### Activity:
The required answer is every line of the data containing the word "JSON".

### Material to process:
*-*-*

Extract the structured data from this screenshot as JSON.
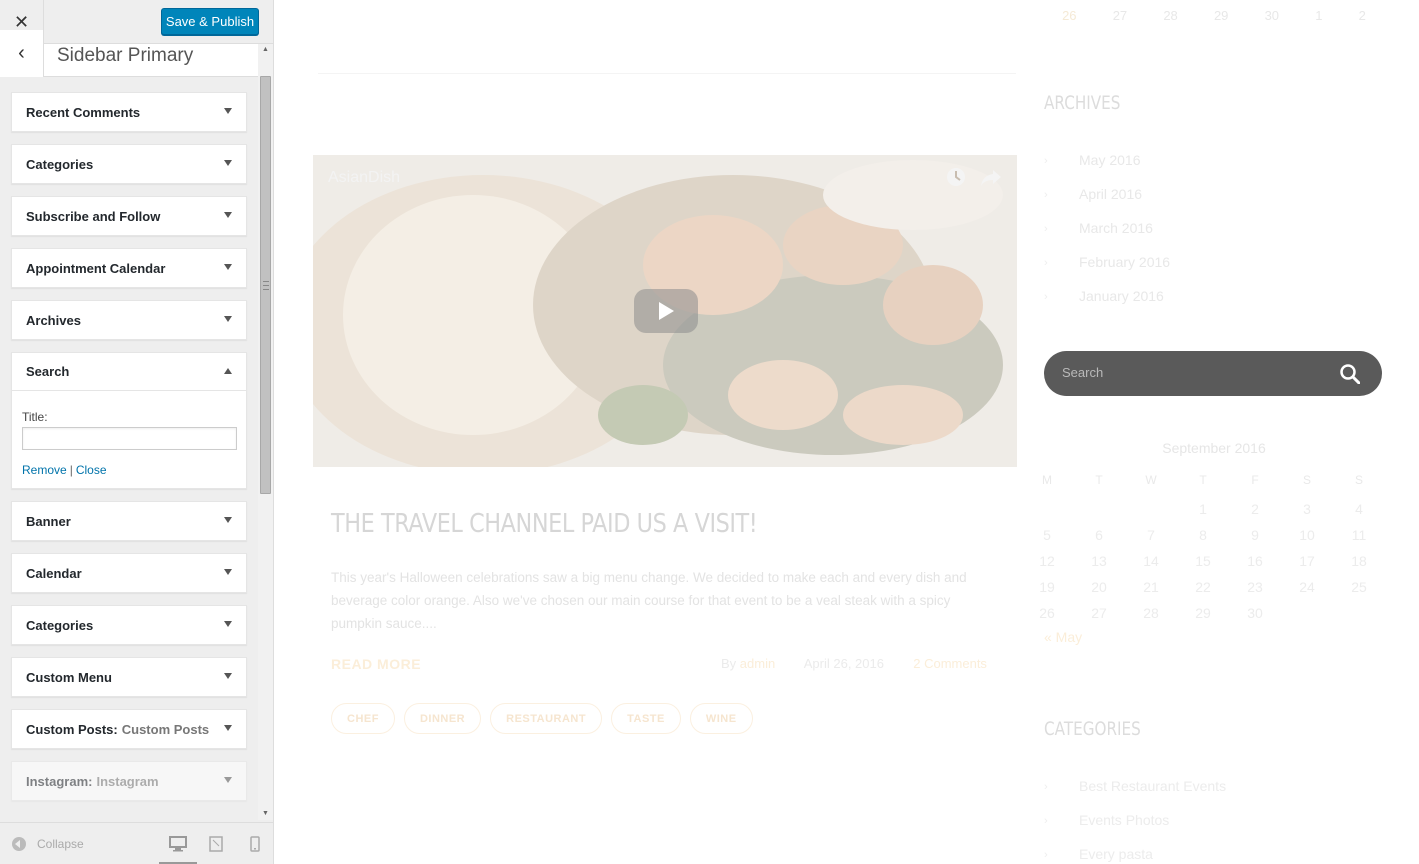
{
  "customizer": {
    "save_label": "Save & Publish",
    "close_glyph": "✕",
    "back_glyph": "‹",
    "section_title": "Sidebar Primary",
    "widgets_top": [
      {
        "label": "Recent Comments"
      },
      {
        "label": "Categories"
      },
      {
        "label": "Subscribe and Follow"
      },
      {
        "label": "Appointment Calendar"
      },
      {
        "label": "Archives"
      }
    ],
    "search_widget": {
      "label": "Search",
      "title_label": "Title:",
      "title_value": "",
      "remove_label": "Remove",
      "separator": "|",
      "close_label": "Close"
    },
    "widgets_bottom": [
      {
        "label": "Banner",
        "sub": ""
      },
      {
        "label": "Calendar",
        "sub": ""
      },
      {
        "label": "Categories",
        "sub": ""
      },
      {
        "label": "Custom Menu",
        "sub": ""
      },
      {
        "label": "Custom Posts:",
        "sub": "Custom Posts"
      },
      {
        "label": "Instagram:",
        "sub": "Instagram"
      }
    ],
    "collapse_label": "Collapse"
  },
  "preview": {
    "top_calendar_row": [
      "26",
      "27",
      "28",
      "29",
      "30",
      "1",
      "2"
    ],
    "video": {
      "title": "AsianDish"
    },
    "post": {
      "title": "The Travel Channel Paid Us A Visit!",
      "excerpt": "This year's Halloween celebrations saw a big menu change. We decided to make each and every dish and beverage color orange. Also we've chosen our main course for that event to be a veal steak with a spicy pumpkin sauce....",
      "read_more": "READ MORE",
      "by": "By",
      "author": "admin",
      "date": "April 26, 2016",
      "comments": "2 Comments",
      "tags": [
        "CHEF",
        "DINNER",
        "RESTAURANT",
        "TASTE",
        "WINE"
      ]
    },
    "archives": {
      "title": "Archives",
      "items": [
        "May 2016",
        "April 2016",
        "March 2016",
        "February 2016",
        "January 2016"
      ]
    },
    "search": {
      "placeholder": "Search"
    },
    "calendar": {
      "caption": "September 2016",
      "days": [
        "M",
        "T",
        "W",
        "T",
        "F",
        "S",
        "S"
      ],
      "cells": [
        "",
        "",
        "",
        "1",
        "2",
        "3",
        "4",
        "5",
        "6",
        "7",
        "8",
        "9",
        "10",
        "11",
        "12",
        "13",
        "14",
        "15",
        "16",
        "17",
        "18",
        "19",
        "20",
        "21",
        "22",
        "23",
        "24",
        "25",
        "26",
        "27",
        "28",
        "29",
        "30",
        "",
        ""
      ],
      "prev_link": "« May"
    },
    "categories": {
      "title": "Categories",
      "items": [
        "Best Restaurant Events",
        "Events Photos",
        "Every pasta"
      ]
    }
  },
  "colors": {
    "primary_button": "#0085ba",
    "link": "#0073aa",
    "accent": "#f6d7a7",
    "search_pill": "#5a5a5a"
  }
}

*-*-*

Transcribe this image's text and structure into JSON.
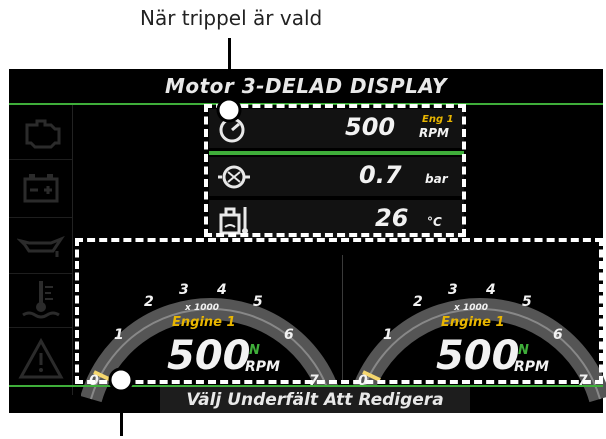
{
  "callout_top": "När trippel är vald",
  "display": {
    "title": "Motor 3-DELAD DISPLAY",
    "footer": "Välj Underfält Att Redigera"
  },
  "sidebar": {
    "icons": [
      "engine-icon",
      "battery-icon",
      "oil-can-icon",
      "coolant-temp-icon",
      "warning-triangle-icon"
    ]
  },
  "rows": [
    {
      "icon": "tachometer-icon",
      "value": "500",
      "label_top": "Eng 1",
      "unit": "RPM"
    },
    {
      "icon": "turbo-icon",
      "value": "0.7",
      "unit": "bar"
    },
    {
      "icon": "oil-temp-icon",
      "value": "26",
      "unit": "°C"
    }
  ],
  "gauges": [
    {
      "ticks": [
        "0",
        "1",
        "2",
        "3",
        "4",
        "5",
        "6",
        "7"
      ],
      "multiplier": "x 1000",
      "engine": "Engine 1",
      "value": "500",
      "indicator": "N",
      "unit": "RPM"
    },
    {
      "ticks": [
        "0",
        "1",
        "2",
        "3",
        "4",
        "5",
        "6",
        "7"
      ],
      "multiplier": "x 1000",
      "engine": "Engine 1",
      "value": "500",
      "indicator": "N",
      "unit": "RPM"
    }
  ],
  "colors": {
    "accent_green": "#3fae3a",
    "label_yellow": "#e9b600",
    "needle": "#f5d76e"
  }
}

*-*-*

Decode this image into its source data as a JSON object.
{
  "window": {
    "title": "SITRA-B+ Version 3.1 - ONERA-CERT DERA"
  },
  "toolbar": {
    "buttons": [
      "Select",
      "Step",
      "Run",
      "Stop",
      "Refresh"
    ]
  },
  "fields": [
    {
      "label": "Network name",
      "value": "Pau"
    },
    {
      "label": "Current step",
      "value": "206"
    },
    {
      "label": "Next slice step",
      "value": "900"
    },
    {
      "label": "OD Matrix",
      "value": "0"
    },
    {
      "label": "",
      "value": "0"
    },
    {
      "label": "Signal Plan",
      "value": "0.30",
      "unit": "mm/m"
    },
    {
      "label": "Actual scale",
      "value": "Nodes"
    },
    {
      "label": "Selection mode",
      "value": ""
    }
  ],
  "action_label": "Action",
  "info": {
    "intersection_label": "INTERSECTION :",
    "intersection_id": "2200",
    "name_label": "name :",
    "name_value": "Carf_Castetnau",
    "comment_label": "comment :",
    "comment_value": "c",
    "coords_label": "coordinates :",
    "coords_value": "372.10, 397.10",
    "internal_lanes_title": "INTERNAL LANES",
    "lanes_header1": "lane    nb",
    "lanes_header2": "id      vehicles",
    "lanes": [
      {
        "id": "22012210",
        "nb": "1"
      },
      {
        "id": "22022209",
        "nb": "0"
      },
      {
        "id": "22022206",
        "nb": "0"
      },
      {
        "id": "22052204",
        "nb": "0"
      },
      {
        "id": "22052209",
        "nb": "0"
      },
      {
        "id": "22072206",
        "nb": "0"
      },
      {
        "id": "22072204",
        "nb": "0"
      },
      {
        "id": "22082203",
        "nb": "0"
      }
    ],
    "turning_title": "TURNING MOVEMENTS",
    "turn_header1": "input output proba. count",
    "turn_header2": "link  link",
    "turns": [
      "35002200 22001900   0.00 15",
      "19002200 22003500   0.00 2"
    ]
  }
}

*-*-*

### Exercise answer:
Extract the structured data from this screenshot as JSON.
Transcribe this image's text and structure into JSON.
Decode this image into its source data as a JSON object.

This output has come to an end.